BEGIN RECORDS PROVIDED

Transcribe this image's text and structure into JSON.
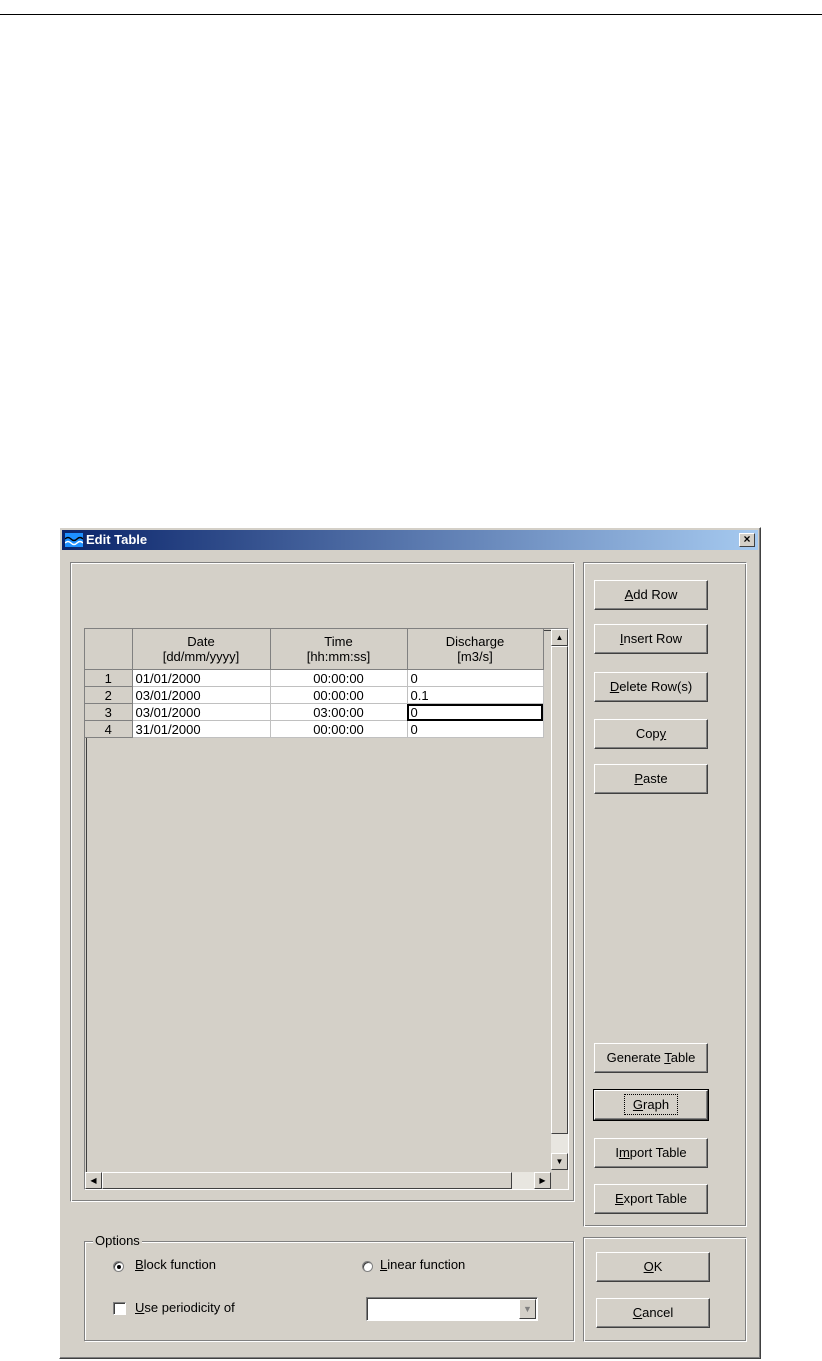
{
  "dialog": {
    "title": "Edit Table",
    "close_glyph": "×"
  },
  "table": {
    "columns": [
      {
        "line1": "Date",
        "line2": "[dd/mm/yyyy]"
      },
      {
        "line1": "Time",
        "line2": "[hh:mm:ss]"
      },
      {
        "line1": "Discharge",
        "line2": "[m3/s]"
      }
    ],
    "rows": [
      {
        "num": "1",
        "date": "01/01/2000",
        "time": "00:00:00",
        "discharge": "0"
      },
      {
        "num": "2",
        "date": "03/01/2000",
        "time": "00:00:00",
        "discharge": "0.1"
      },
      {
        "num": "3",
        "date": "03/01/2000",
        "time": "03:00:00",
        "discharge": "0"
      },
      {
        "num": "4",
        "date": "31/01/2000",
        "time": "00:00:00",
        "discharge": "0"
      }
    ]
  },
  "buttons": {
    "add_row": {
      "mn": "A",
      "rest": "dd Row"
    },
    "insert_row": {
      "mn": "I",
      "rest": "nsert Row"
    },
    "delete_rows": {
      "mn": "D",
      "rest": "elete Row(s)"
    },
    "copy": {
      "pre": "Cop",
      "mn": "y"
    },
    "paste": {
      "mn": "P",
      "rest": "aste"
    },
    "generate_table": {
      "pre": "Generate ",
      "mn": "T",
      "rest": "able"
    },
    "graph": {
      "mn": "G",
      "rest": "raph"
    },
    "import_table": {
      "pre": "I",
      "mn": "m",
      "rest": "port Table"
    },
    "export_table": {
      "mn": "E",
      "rest": "xport Table"
    },
    "ok": {
      "mn": "O",
      "rest": "K"
    },
    "cancel": {
      "mn": "C",
      "rest": "ancel"
    }
  },
  "options": {
    "group_label": "Options",
    "block_function": {
      "mn": "B",
      "rest": "lock function",
      "selected": true
    },
    "linear_function": {
      "mn": "L",
      "rest": "inear function",
      "selected": false
    },
    "use_periodicity": {
      "mn": "U",
      "rest": "se periodicity of",
      "checked": false
    },
    "periodicity_value": ""
  },
  "icons": {
    "app": "app-wave-icon",
    "close": "close-icon",
    "up": "scroll-up-icon",
    "down": "scroll-down-icon",
    "left": "scroll-left-icon",
    "right": "scroll-right-icon",
    "dropdown": "chevron-down-icon"
  },
  "colors": {
    "title_start": "#0a246a",
    "title_end": "#a6caf0",
    "face": "#d4d0c8"
  }
}
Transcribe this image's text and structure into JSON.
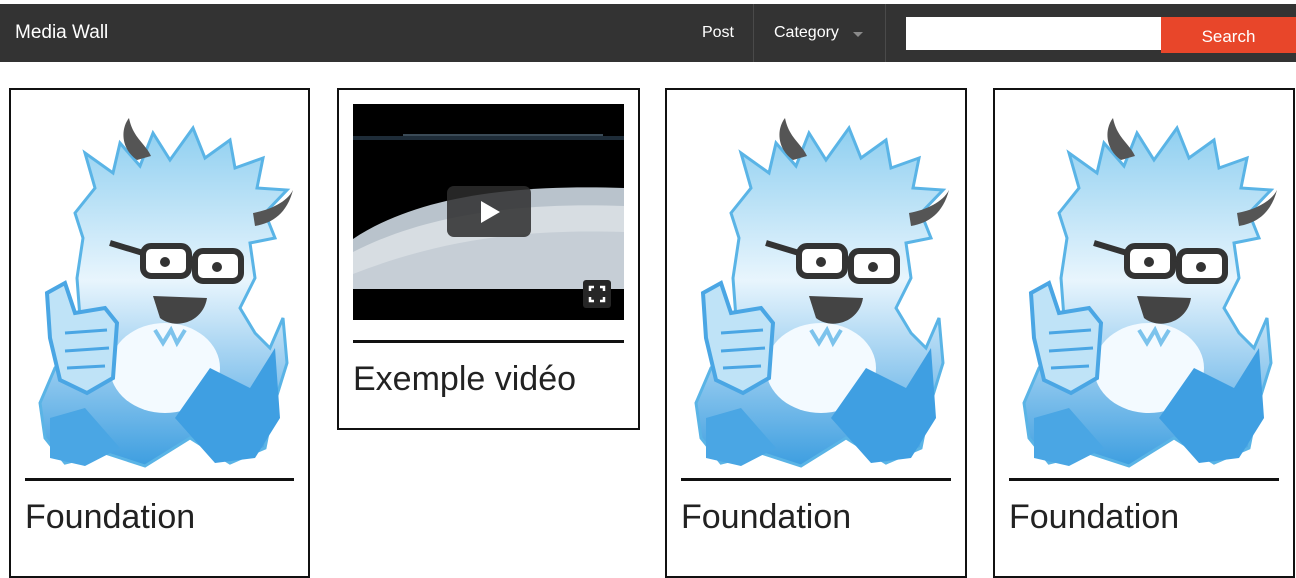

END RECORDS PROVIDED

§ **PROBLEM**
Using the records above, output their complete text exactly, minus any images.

§ **EXERCISE OUTPUT**
Transcribe this image's text and structure into JSON.
{
  "dialog": {
    "title": "Edit Table",
    "close_glyph": "×"
  },
  "table": {
    "columns": [
      {
        "line1": "Date",
        "line2": "[dd/mm/yyyy]"
      },
      {
        "line1": "Time",
        "line2": "[hh:mm:ss]"
      },
      {
        "line1": "Discharge",
        "line2": "[m3/s]"
      }
    ],
    "rows": [
      {
        "num": "1",
        "date": "01/01/2000",
        "time": "00:00:00",
        "discharge": "0"
      },
      {
        "num": "2",
        "date": "03/01/2000",
        "time": "00:00:00",
        "discharge": "0.1"
      },
      {
        "num": "3",
        "date": "03/01/2000",
        "time": "03:00:00",
        "discharge": "0"
      },
      {
        "num": "4",
        "date": "31/01/2000",
        "time": "00:00:00",
        "discharge": "0"
      }
    ]
  },
  "buttons": {
    "add_row": {
      "mn": "A",
      "rest": "dd Row"
    },
    "insert_row": {
      "mn": "I",
      "rest": "nsert Row"
    },
    "delete_rows": {
      "mn": "D",
      "rest": "elete Row(s)"
    },
    "copy": {
      "pre": "Cop",
      "mn": "y"
    },
    "paste": {
      "mn": "P",
      "rest": "aste"
    },
    "generate_table": {
      "pre": "Generate ",
      "mn": "T",
      "rest": "able"
    },
    "graph": {
      "mn": "G",
      "rest": "raph"
    },
    "import_table": {
      "pre": "I",
      "mn": "m",
      "rest": "port Table"
    },
    "export_table": {
      "mn": "E",
      "rest": "xport Table"
    },
    "ok": {
      "mn": "O",
      "rest": "K"
    },
    "cancel": {
      "mn": "C",
      "rest": "ancel"
    }
  },
  "options": {
    "group_label": "Options",
    "block_function": {
      "mn": "B",
      "rest": "lock function",
      "selected": true
    },
    "linear_function": {
      "mn": "L",
      "rest": "inear function",
      "selected": false
    },
    "use_periodicity": {
      "mn": "U",
      "rest": "se periodicity of",
      "checked": false
    },
    "periodicity_value": ""
  },
  "icons": {
    "app": "app-wave-icon",
    "close": "close-icon",
    "up": "scroll-up-icon",
    "down": "scroll-down-icon",
    "left": "scroll-left-icon",
    "right": "scroll-right-icon",
    "dropdown": "chevron-down-icon"
  },
  "colors": {
    "title_start": "#0a246a",
    "title_end": "#a6caf0",
    "face": "#d4d0c8"
  }
}
Transcribe this image's text and structure into JSON.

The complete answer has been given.